───── DATA TO EXAMINE ─────

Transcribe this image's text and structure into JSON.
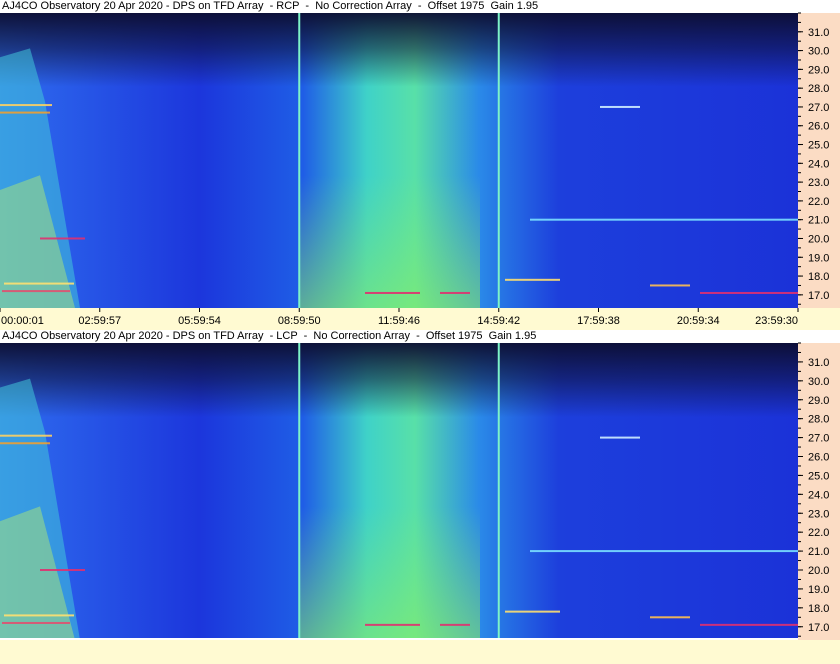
{
  "chart_data": [
    {
      "type": "heatmap",
      "title": "AJ4CO Observatory 20 Apr 2020 - DPS on TFD Array  - RCP  -  No Correction Array  -  Offset 1975  Gain 1.95",
      "xlabel": "",
      "ylabel": "",
      "x_ticks": [
        "00:00:01",
        "02:59:57",
        "05:59:54",
        "08:59:50",
        "11:59:46",
        "14:59:42",
        "17:59:38",
        "20:59:34",
        "23:59:30"
      ],
      "y_ticks": [
        "17.0",
        "18.0",
        "19.0",
        "20.0",
        "21.0",
        "22.0",
        "23.0",
        "24.0",
        "25.0",
        "26.0",
        "27.0",
        "28.0",
        "29.0",
        "30.0",
        "31.0"
      ],
      "xlim": [
        "00:00:01",
        "23:59:30"
      ],
      "ylim": [
        16.3,
        32.0
      ],
      "markers_time": [
        "08:59:50",
        "14:59:42"
      ]
    },
    {
      "type": "heatmap",
      "title": "AJ4CO Observatory 20 Apr 2020 - DPS on TFD Array  - LCP  -  No Correction Array  -  Offset 1975  Gain 1.95",
      "xlabel": "",
      "ylabel": "",
      "x_ticks": [],
      "y_ticks": [
        "17.0",
        "18.0",
        "19.0",
        "20.0",
        "21.0",
        "22.0",
        "23.0",
        "24.0",
        "25.0",
        "26.0",
        "27.0",
        "28.0",
        "29.0",
        "30.0",
        "31.0"
      ],
      "xlim": [
        "00:00:01",
        "23:59:30"
      ],
      "ylim": [
        16.3,
        32.0
      ],
      "markers_time": [
        "08:59:50",
        "14:59:42"
      ]
    }
  ],
  "colors": {
    "low": "#1a2bd8",
    "mid": "#1fb0e0",
    "high": "#9fef4a",
    "peak": "#e03070",
    "marker": "#7df3c8",
    "axis_bg": "#fbdcc4",
    "xaxis_bg": "#fffad2"
  }
}
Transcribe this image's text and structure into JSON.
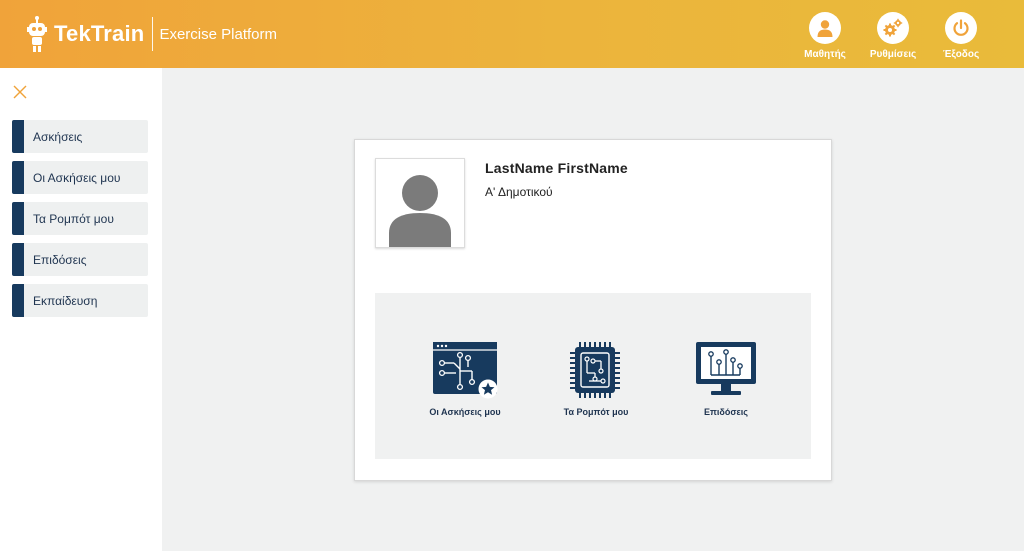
{
  "header": {
    "brand_name": "TekTrain",
    "tagline": "Exercise Platform",
    "actions": [
      {
        "label": "Μαθητής",
        "icon": "user-icon"
      },
      {
        "label": "Ρυθμίσεις",
        "icon": "gears-icon"
      },
      {
        "label": "Έξοδος",
        "icon": "power-icon"
      }
    ]
  },
  "sidebar": {
    "items": [
      {
        "label": "Ασκήσεις"
      },
      {
        "label": "Οι Ασκήσεις μου"
      },
      {
        "label": "Τα Ρομπότ μου"
      },
      {
        "label": "Επιδόσεις"
      },
      {
        "label": "Εκπαίδευση"
      }
    ]
  },
  "profile": {
    "name": "LastName FirstName",
    "class": "Α' Δημοτικού"
  },
  "tiles": [
    {
      "label": "Οι Ασκήσεις μου",
      "icon": "exercise-window-icon"
    },
    {
      "label": "Τα Ρομπότ μου",
      "icon": "chip-icon"
    },
    {
      "label": "Επιδόσεις",
      "icon": "monitor-circuit-icon"
    }
  ],
  "colors": {
    "header_start": "#f0a33a",
    "header_end": "#e9bb3a",
    "navy": "#173a5e",
    "background": "#f0f1f1"
  }
}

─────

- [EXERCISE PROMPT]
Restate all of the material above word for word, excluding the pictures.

- [YOUR RESPONSE]
Transcribe this image's text and structure into JSON.
{
  "chart_data": [
    {
      "type": "heatmap",
      "title": "AJ4CO Observatory 20 Apr 2020 - DPS on TFD Array  - RCP  -  No Correction Array  -  Offset 1975  Gain 1.95",
      "xlabel": "",
      "ylabel": "",
      "x_ticks": [
        "00:00:01",
        "02:59:57",
        "05:59:54",
        "08:59:50",
        "11:59:46",
        "14:59:42",
        "17:59:38",
        "20:59:34",
        "23:59:30"
      ],
      "y_ticks": [
        "17.0",
        "18.0",
        "19.0",
        "20.0",
        "21.0",
        "22.0",
        "23.0",
        "24.0",
        "25.0",
        "26.0",
        "27.0",
        "28.0",
        "29.0",
        "30.0",
        "31.0"
      ],
      "xlim": [
        "00:00:01",
        "23:59:30"
      ],
      "ylim": [
        16.3,
        32.0
      ],
      "markers_time": [
        "08:59:50",
        "14:59:42"
      ]
    },
    {
      "type": "heatmap",
      "title": "AJ4CO Observatory 20 Apr 2020 - DPS on TFD Array  - LCP  -  No Correction Array  -  Offset 1975  Gain 1.95",
      "xlabel": "",
      "ylabel": "",
      "x_ticks": [],
      "y_ticks": [
        "17.0",
        "18.0",
        "19.0",
        "20.0",
        "21.0",
        "22.0",
        "23.0",
        "24.0",
        "25.0",
        "26.0",
        "27.0",
        "28.0",
        "29.0",
        "30.0",
        "31.0"
      ],
      "xlim": [
        "00:00:01",
        "23:59:30"
      ],
      "ylim": [
        16.3,
        32.0
      ],
      "markers_time": [
        "08:59:50",
        "14:59:42"
      ]
    }
  ],
  "colors": {
    "low": "#1a2bd8",
    "mid": "#1fb0e0",
    "high": "#9fef4a",
    "peak": "#e03070",
    "marker": "#7df3c8",
    "axis_bg": "#fbdcc4",
    "xaxis_bg": "#fffad2"
  }
}
Transcribe this image's text and structure into JSON.
{
  "header": {
    "brand_name": "TekTrain",
    "tagline": "Exercise Platform",
    "actions": [
      {
        "label": "Μαθητής",
        "icon": "user-icon"
      },
      {
        "label": "Ρυθμίσεις",
        "icon": "gears-icon"
      },
      {
        "label": "Έξοδος",
        "icon": "power-icon"
      }
    ]
  },
  "sidebar": {
    "items": [
      {
        "label": "Ασκήσεις"
      },
      {
        "label": "Οι Ασκήσεις μου"
      },
      {
        "label": "Τα Ρομπότ μου"
      },
      {
        "label": "Επιδόσεις"
      },
      {
        "label": "Εκπαίδευση"
      }
    ]
  },
  "profile": {
    "name": "LastName FirstName",
    "class": "Α' Δημοτικού"
  },
  "tiles": [
    {
      "label": "Οι Ασκήσεις μου",
      "icon": "exercise-window-icon"
    },
    {
      "label": "Τα Ρομπότ μου",
      "icon": "chip-icon"
    },
    {
      "label": "Επιδόσεις",
      "icon": "monitor-circuit-icon"
    }
  ],
  "colors": {
    "header_start": "#f0a33a",
    "header_end": "#e9bb3a",
    "navy": "#173a5e",
    "background": "#f0f1f1"
  }
}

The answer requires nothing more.